Fugue No 1
in G minor is basic in that its subject opens with a falling fifth, aspires upwards through a minor sixth, and then gathers physical energy in repeated quavers. Although all the fugues are ultimately in four parts, they tend to make do with three until their final stages, thus using the fourth part with rationally consummatory effect. In this first fugue the steady pulse assures sobriety, and the delayed entry of the fourth voice drives towards a cadential harmonic expansion, marked ‘Adagio’. Perhaps this suggests that human endurance may give legitimate occasion for pride.
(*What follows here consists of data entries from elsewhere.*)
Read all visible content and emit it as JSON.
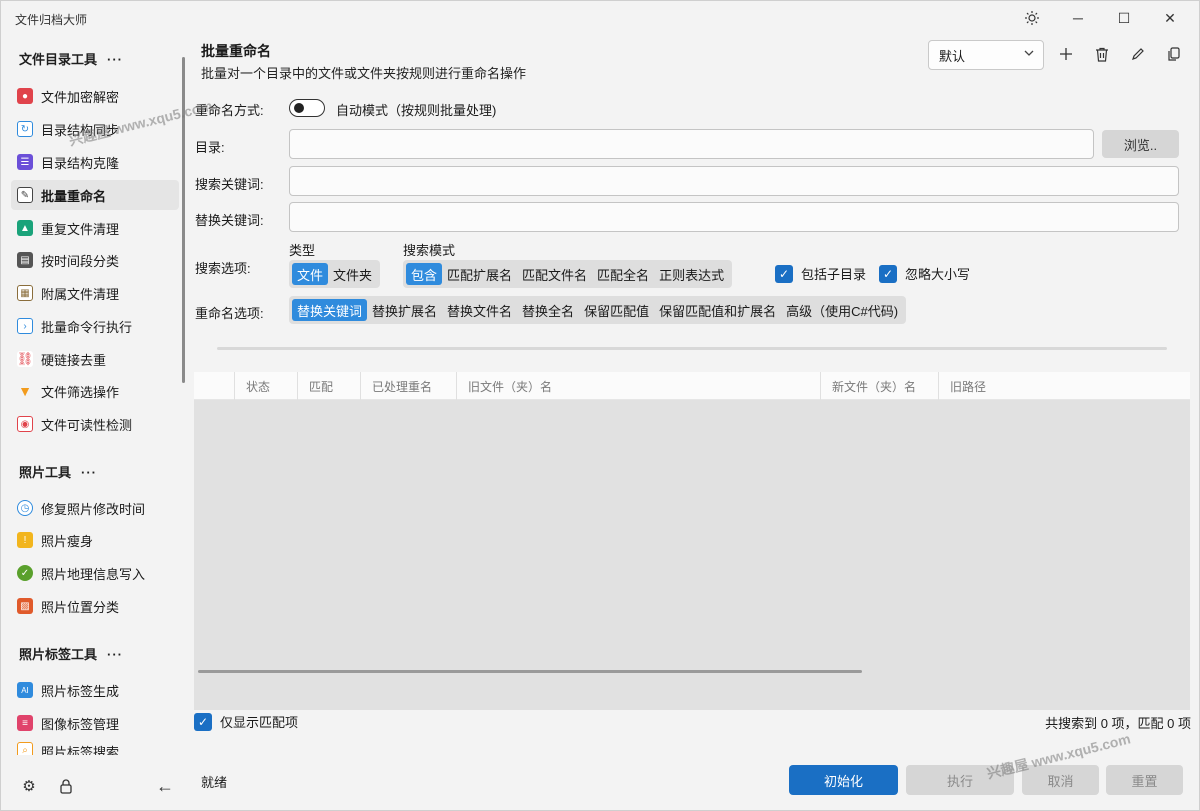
{
  "window": {
    "title": "文件归档大师",
    "theme_icon": "sun-icon",
    "minimize": "─",
    "maximize": "☐",
    "close": "✕"
  },
  "sidebar": {
    "groups": [
      {
        "title": "文件目录工具",
        "dots": "···",
        "items": [
          {
            "label": "文件加密解密",
            "icon": "lock-file-icon",
            "color": "#e0434b"
          },
          {
            "label": "目录结构同步",
            "icon": "sync-icon",
            "color": "#2f8bdd"
          },
          {
            "label": "目录结构克隆",
            "icon": "list-icon",
            "color": "#6b4fd8"
          },
          {
            "label": "批量重命名",
            "icon": "rename-icon",
            "color": "#444444"
          },
          {
            "label": "重复文件清理",
            "icon": "cleanup-icon",
            "color": "#1aa37a"
          },
          {
            "label": "按时间段分类",
            "icon": "printer-icon",
            "color": "#555555"
          },
          {
            "label": "附属文件清理",
            "icon": "document-icon",
            "color": "#8a6d3b"
          },
          {
            "label": "批量命令行执行",
            "icon": "terminal-icon",
            "color": "#2f8bdd"
          },
          {
            "label": "硬链接去重",
            "icon": "link-icon",
            "color": "#e0434b"
          },
          {
            "label": "文件筛选操作",
            "icon": "filter-icon",
            "color": "#f29b1d"
          },
          {
            "label": "文件可读性检测",
            "icon": "inspect-icon",
            "color": "#e0434b"
          }
        ]
      },
      {
        "title": "照片工具",
        "dots": "···",
        "items": [
          {
            "label": "修复照片修改时间",
            "icon": "clock-icon",
            "color": "#2f8bdd"
          },
          {
            "label": "照片瘦身",
            "icon": "compress-icon",
            "color": "#f2b51d"
          },
          {
            "label": "照片地理信息写入",
            "icon": "location-icon",
            "color": "#5aa02c"
          },
          {
            "label": "照片位置分类",
            "icon": "map-icon",
            "color": "#e05a2b"
          }
        ]
      },
      {
        "title": "照片标签工具",
        "dots": "···",
        "items": [
          {
            "label": "照片标签生成",
            "icon": "ai-tag-icon",
            "color": "#2f8bdd"
          },
          {
            "label": "图像标签管理",
            "icon": "tag-manage-icon",
            "color": "#e0436b"
          },
          {
            "label": "照片标签搜索",
            "icon": "tag-search-icon",
            "color": "#f29b1d"
          }
        ]
      }
    ],
    "bottom_icons": [
      "gear-icon",
      "lock-icon",
      "back-arrow-icon"
    ]
  },
  "header": {
    "title": "批量重命名",
    "subtitle": "批量对一个目录中的文件或文件夹按规则进行重命名操作",
    "preset_value": "默认",
    "toolbar_icons": [
      "add-icon",
      "delete-icon",
      "edit-icon",
      "copy-icon"
    ]
  },
  "form": {
    "mode_label": "重命名方式:",
    "mode_toggle_label": "自动模式（按规则批量处理)",
    "dir_label": "目录:",
    "dir_value": "",
    "browse_label": "浏览..",
    "search_label": "搜索关键词:",
    "search_value": "",
    "replace_label": "替换关键词:",
    "replace_value": "",
    "search_options_label": "搜索选项:",
    "type_label": "类型",
    "type_options": [
      {
        "label": "文件",
        "selected": true
      },
      {
        "label": "文件夹",
        "selected": false
      }
    ],
    "search_mode_label": "搜索模式",
    "search_mode_options": [
      {
        "label": "包含",
        "selected": true
      },
      {
        "label": "匹配扩展名",
        "selected": false
      },
      {
        "label": "匹配文件名",
        "selected": false
      },
      {
        "label": "匹配全名",
        "selected": false
      },
      {
        "label": "正则表达式",
        "selected": false
      }
    ],
    "include_subdirs_label": "包括子目录",
    "include_subdirs_checked": true,
    "ignore_case_label": "忽略大小写",
    "ignore_case_checked": true,
    "rename_options_label": "重命名选项:",
    "rename_options": [
      {
        "label": "替换关键词",
        "selected": true
      },
      {
        "label": "替换扩展名",
        "selected": false
      },
      {
        "label": "替换文件名",
        "selected": false
      },
      {
        "label": "替换全名",
        "selected": false
      },
      {
        "label": "保留匹配值",
        "selected": false
      },
      {
        "label": "保留匹配值和扩展名",
        "selected": false
      },
      {
        "label": "高级（使用C#代码)",
        "selected": false
      }
    ]
  },
  "table": {
    "columns": [
      "",
      "状态",
      "匹配",
      "已处理重名",
      "旧文件（夹）名",
      "新文件（夹）名",
      "旧路径"
    ],
    "rows": []
  },
  "footer": {
    "only_matched_label": "仅显示匹配项",
    "only_matched_checked": true,
    "summary": "共搜索到 0 项，匹配 0 项",
    "status": "就绪",
    "init_label": "初始化",
    "execute_label": "执行",
    "cancel_label": "取消",
    "reset_label": "重置"
  },
  "watermarks": [
    "兴趣屋 www.xqu5.com",
    "兴趣屋 www.xqu5.com"
  ],
  "colors": {
    "accent": "#1a6fc4",
    "segment_selected": "#2f8bdd"
  }
}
Handel’s counterpoint is usually worldly, if not mundane, with the harmonies ‘fitting in’ as though to some (humanly) pre-ordained scheme.
from notes by Wilfrid Mellers © 1995